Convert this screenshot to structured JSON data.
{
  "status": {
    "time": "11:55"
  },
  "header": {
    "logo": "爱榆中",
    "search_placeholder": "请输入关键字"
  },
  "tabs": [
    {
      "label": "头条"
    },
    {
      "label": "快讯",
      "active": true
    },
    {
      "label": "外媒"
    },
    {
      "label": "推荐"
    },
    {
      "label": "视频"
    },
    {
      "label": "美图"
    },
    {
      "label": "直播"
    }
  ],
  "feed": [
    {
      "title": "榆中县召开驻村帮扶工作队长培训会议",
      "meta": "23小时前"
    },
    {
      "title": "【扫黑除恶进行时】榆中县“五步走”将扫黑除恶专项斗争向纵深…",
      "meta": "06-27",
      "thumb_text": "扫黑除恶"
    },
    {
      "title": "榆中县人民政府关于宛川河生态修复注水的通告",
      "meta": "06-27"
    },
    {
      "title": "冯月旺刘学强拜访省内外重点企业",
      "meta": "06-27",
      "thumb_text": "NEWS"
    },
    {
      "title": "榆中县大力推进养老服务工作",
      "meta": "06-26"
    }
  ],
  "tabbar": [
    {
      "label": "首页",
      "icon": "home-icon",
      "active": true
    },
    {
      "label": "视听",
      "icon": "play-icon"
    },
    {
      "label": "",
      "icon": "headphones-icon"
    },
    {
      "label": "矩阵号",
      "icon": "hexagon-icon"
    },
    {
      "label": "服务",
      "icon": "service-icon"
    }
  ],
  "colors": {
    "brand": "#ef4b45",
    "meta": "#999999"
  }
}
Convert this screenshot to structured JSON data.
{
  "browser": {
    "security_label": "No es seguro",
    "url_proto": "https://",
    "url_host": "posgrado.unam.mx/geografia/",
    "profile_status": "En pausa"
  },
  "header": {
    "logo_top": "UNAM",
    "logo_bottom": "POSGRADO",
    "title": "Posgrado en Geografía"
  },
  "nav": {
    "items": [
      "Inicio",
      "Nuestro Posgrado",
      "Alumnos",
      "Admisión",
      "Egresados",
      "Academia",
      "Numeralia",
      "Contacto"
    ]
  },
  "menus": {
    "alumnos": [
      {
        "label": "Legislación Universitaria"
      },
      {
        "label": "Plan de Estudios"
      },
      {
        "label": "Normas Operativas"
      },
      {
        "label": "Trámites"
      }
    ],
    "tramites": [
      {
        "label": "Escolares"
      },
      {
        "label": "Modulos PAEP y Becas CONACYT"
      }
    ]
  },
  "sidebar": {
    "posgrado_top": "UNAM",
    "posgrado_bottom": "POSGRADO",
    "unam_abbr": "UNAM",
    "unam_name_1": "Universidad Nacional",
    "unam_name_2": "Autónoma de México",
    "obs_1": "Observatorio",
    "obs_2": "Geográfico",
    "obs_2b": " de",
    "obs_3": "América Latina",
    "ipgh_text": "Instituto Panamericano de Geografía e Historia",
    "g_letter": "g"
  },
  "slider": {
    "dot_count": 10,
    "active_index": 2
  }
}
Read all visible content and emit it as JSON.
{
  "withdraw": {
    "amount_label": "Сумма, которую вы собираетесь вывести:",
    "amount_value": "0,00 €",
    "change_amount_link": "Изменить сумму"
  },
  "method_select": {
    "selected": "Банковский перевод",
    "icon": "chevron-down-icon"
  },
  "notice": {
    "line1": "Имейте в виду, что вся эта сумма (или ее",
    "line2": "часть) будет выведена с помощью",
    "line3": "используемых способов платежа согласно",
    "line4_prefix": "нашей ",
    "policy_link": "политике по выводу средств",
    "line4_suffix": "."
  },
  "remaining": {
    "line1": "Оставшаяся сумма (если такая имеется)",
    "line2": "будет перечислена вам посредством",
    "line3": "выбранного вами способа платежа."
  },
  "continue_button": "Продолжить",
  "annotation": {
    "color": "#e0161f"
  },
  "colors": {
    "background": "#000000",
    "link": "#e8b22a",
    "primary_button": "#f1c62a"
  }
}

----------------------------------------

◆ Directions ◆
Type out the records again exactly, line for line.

◆ Output for this exercise ◆
Convert this screenshot to structured JSON data.
{
  "status": {
    "time": "11:55"
  },
  "header": {
    "logo": "爱榆中",
    "search_placeholder": "请输入关键字"
  },
  "tabs": [
    {
      "label": "头条"
    },
    {
      "label": "快讯",
      "active": true
    },
    {
      "label": "外媒"
    },
    {
      "label": "推荐"
    },
    {
      "label": "视频"
    },
    {
      "label": "美图"
    },
    {
      "label": "直播"
    }
  ],
  "feed": [
    {
      "title": "榆中县召开驻村帮扶工作队长培训会议",
      "meta": "23小时前"
    },
    {
      "title": "【扫黑除恶进行时】榆中县“五步走”将扫黑除恶专项斗争向纵深…",
      "meta": "06-27",
      "thumb_text": "扫黑除恶"
    },
    {
      "title": "榆中县人民政府关于宛川河生态修复注水的通告",
      "meta": "06-27"
    },
    {
      "title": "冯月旺刘学强拜访省内外重点企业",
      "meta": "06-27",
      "thumb_text": "NEWS"
    },
    {
      "title": "榆中县大力推进养老服务工作",
      "meta": "06-26"
    }
  ],
  "tabbar": [
    {
      "label": "首页",
      "icon": "home-icon",
      "active": true
    },
    {
      "label": "视听",
      "icon": "play-icon"
    },
    {
      "label": "",
      "icon": "headphones-icon"
    },
    {
      "label": "矩阵号",
      "icon": "hexagon-icon"
    },
    {
      "label": "服务",
      "icon": "service-icon"
    }
  ],
  "colors": {
    "brand": "#ef4b45",
    "meta": "#999999"
  }
}
Convert this screenshot to structured JSON data.
{
  "browser": {
    "security_label": "No es seguro",
    "url_proto": "https://",
    "url_host": "posgrado.unam.mx/geografia/",
    "profile_status": "En pausa"
  },
  "header": {
    "logo_top": "UNAM",
    "logo_bottom": "POSGRADO",
    "title": "Posgrado en Geografía"
  },
  "nav": {
    "items": [
      "Inicio",
      "Nuestro Posgrado",
      "Alumnos",
      "Admisión",
      "Egresados",
      "Academia",
      "Numeralia",
      "Contacto"
    ]
  },
  "menus": {
    "alumnos": [
      {
        "label": "Legislación Universitaria"
      },
      {
        "label": "Plan de Estudios"
      },
      {
        "label": "Normas Operativas"
      },
      {
        "label": "Trámites"
      }
    ],
    "tramites": [
      {
        "label": "Escolares"
      },
      {
        "label": "Modulos PAEP y Becas CONACYT"
      }
    ]
  },
  "sidebar": {
    "posgrado_top": "UNAM",
    "posgrado_bottom": "POSGRADO",
    "unam_abbr": "UNAM",
    "unam_name_1": "Universidad Nacional",
    "unam_name_2": "Autónoma de México",
    "obs_1": "Observatorio",
    "obs_2": "Geográfico",
    "obs_2b": " de",
    "obs_3": "América Latina",
    "ipgh_text": "Instituto Panamericano de Geografía e Historia",
    "g_letter": "g"
  },
  "slider": {
    "dot_count": 10,
    "active_index": 2
  }
}
Read all visible content and emit it as JSON.
{
  "withdraw": {
    "amount_label": "Сумма, которую вы собираетесь вывести:",
    "amount_value": "0,00 €",
    "change_amount_link": "Изменить сумму"
  },
  "method_select": {
    "selected": "Банковский перевод",
    "icon": "chevron-down-icon"
  },
  "notice": {
    "line1": "Имейте в виду, что вся эта сумма (или ее",
    "line2": "часть) будет выведена с помощью",
    "line3": "используемых способов платежа согласно",
    "line4_prefix": "нашей ",
    "policy_link": "политике по выводу средств",
    "line4_suffix": "."
  },
  "remaining": {
    "line1": "Оставшаяся сумма (если такая имеется)",
    "line2": "будет перечислена вам посредством",
    "line3": "выбранного вами способа платежа."
  },
  "continue_button": "Продолжить",
  "annotation": {
    "color": "#e0161f"
  },
  "colors": {
    "background": "#000000",
    "link": "#e8b22a",
    "primary_button": "#f1c62a"
  }
}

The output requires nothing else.